For the best information regarding home schooling your child, Child Law Advice (a registered charity) offers an extensive repertoire of advice.
Whilst a full-time primary education is compulsory for children aged between 4-11, as a parent you have the ability to provide this education at home for as long as you wish – providing that you are not subject to a school attendance order. In order to successfully do this, the education provided must be efficient and suitable, meaning that it is adequate and tailored to the child’s age, ability and aptitude.

As to whether home schooling is right for you and your child, there a number of different positive and negative consequences to consider.


• Curiosity, not boredom
With only one or a few students, you have the freedom to approach a subject from the angle that most appeals to your child. As a result of this, your child is likely to remain more engaged and excited to learn.

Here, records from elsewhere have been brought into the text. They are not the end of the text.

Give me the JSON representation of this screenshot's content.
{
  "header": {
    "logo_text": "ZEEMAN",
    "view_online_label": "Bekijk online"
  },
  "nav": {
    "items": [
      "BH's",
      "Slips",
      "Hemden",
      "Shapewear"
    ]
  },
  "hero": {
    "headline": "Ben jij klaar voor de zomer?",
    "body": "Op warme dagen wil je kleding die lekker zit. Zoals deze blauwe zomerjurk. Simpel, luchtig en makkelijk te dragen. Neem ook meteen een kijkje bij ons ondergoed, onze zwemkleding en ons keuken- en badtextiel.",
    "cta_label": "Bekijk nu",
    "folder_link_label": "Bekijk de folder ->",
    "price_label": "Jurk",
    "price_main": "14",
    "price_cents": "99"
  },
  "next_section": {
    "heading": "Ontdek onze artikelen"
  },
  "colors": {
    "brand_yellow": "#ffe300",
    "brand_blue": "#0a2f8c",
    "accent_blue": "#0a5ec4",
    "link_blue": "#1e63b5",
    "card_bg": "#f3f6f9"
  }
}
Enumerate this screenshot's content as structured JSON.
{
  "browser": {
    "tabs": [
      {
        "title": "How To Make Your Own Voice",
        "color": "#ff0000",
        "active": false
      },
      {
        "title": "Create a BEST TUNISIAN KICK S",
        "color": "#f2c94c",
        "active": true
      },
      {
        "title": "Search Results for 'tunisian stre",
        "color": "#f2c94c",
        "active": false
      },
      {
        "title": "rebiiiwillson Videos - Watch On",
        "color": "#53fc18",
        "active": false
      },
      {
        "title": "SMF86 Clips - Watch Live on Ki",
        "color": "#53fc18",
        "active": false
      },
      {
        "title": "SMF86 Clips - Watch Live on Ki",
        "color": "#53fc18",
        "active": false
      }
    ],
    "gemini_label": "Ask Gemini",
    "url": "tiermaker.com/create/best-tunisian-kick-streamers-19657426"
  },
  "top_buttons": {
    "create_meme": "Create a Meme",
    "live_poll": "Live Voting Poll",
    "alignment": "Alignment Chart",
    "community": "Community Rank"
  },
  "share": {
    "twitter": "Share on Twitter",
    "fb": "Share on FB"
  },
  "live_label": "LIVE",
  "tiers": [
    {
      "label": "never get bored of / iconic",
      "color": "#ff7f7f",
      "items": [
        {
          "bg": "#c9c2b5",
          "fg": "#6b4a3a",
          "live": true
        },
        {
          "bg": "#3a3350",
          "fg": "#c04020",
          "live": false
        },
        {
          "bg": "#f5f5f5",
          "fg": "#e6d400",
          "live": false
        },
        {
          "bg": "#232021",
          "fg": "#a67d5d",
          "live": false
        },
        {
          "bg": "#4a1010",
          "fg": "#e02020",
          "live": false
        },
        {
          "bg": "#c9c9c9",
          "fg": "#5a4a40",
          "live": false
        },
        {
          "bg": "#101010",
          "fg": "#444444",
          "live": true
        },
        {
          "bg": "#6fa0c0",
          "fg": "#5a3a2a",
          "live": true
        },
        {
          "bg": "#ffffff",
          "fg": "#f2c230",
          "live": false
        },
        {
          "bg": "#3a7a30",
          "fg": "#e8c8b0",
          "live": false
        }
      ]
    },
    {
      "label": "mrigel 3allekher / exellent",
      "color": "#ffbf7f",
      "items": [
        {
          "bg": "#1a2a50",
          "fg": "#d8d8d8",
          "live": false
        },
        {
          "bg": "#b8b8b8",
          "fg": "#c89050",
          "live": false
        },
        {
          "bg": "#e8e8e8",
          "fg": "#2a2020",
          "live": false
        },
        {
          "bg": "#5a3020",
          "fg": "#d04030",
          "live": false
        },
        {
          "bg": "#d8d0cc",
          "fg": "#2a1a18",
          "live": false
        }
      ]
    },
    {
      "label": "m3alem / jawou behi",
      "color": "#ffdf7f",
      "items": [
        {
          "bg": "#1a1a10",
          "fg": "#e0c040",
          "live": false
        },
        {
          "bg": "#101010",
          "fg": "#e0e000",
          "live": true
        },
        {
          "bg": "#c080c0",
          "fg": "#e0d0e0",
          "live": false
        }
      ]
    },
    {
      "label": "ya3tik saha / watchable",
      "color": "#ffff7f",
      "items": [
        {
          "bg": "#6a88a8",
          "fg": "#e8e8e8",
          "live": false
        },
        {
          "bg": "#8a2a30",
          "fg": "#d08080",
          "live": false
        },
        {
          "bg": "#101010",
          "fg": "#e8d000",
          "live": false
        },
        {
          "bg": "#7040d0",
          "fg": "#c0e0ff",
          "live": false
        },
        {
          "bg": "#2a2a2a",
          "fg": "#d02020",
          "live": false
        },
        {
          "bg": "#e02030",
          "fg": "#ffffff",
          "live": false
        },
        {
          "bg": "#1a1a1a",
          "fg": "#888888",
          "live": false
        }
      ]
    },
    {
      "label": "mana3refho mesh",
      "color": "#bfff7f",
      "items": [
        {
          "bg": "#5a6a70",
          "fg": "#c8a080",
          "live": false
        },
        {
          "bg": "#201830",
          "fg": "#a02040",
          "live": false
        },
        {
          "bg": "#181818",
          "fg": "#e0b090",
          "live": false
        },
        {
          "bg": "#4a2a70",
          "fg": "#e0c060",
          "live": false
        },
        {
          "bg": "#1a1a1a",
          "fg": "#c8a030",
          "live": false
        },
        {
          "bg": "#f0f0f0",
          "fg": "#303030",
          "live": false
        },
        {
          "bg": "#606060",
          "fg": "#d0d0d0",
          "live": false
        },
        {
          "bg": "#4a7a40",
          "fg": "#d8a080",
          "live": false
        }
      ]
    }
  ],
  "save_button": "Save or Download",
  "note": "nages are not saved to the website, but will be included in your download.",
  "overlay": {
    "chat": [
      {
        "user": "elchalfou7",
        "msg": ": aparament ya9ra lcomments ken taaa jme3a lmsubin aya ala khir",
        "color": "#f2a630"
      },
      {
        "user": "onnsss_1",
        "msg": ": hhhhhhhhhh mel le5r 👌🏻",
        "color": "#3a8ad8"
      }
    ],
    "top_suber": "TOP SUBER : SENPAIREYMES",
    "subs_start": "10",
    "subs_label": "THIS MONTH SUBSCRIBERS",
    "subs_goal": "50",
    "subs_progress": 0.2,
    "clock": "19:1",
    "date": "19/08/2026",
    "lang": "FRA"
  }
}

• Freedom
In the world of home schooling, there is a greater amount of freedom to choose how you want your child to learn. There is the option to get in a car and take a ‘school’ trip to a museum to teach history, or to a shop to teach maths. This can be another way to keep your child excited about the prospect of learning and succeeding.

• No threat of failure
A child who struggles in a traditional classroom can often feel like a failure through no fault of their own. That same child may have the same potential as their classmates, which can be reached through a slower paced education with more control over the topics.


• Lack of social interaction
There is no doubt that a classroom full of other children offers more opportunities for social interaction than staying home. As a result of this, if you do choose to home school your child, it can be important to turn elsewhere for social engagement: clubs, sports teams, and home school support groups.

• Hard work for parents
If you have three children under ten and do decide to take the home-schooling route, you will certainly have your hands full as a parent for a few years. On top of this, home schooling can create obvious difficulties surrounding a growing career and a healthy work-life balance.

• Cost
Home schooling isn’t cheap, especially if your family is used to being a two-income household. By dedicating your time to home schooling, as a parent, you will be making a big sacrifice. There is also the cost of books and supplies to consider. In the UK, there are no financial contributions or grants from the government, meaning that the cost of teaching must be considered before making the decision.

To find more information about the decision to home school, visit –